A large amount of taper also prevented the ski from getting slapped around too much. I noticed that most of the resistance was coming from the middle of the shovel—the ski’s widest point. With less taper, there would be more resistance from the front of the shovel, which would more readily throw a skier off balance when plowing through a deep trench.
In tight spots, I felt the size of the Cease & Desist working against me, and after my second day, I was ready to conclude that this ski was simply unnecessarily large for a powder ski. But I later found that this assessment had more to do with the low visibility (I repeat: it’s hardly stopped snowing here) than the size of the ski. In order to get adequate depth perception, we were sticking to tight trees for the first two days.

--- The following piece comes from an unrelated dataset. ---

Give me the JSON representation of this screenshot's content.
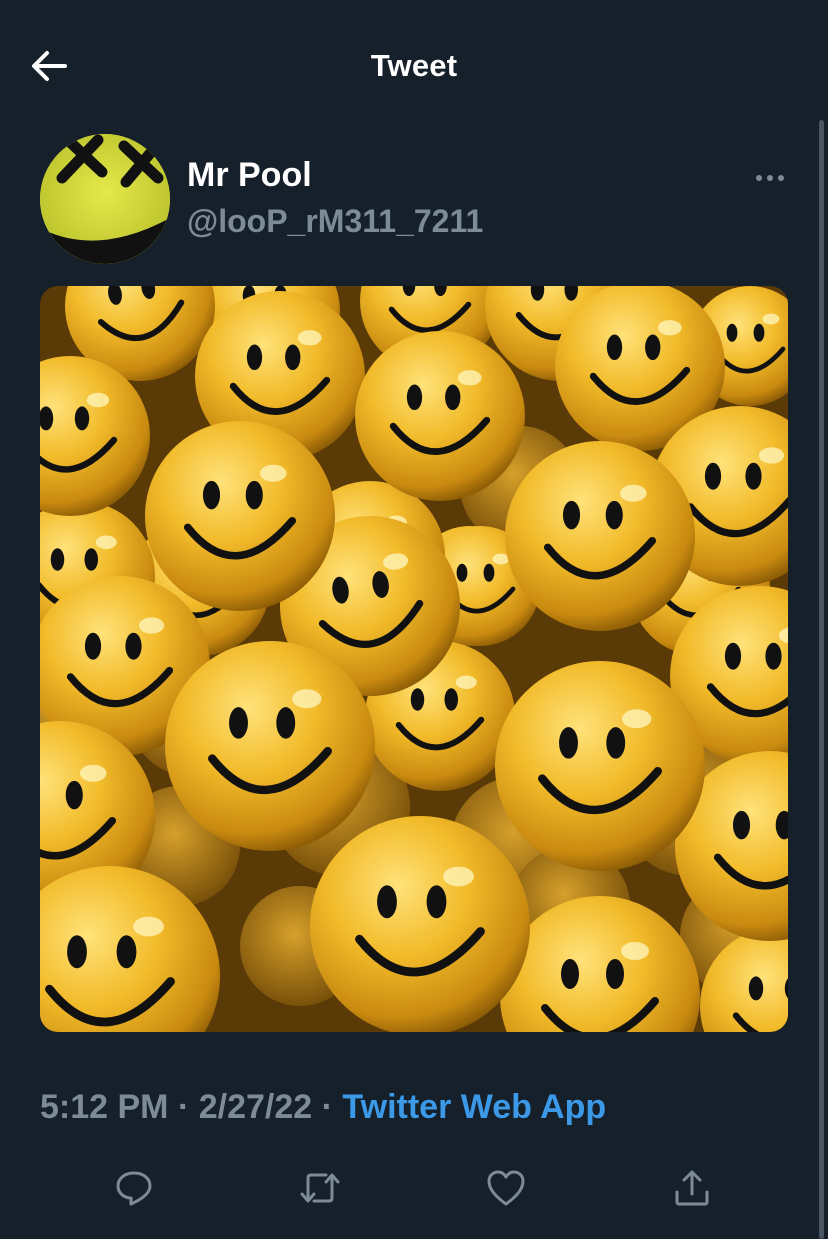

When the snow and wind let up, or when I was in predictable terrain, I could link a few fast turns together and wasn’t throwing on the brakes after getting up to speed.
Since it STILL hasn't stopped snowing here in Niseko, we're glad we've had the Gigawatt with us. It's exceptional in deep, open spaces; very good in deep, tight trees; outstanding in soft chop; and excellent (for its size) on groomers. But the biggest question might be: Gigawatt, or Megawatt?
If your primary objective is to destroy any soft snow or chop in sight—and terrify small furry animals along the way—you might want to read this.
Let's see whether the Caylor can maintain—or improve—its standing as a sweet, big mountain freestyle board.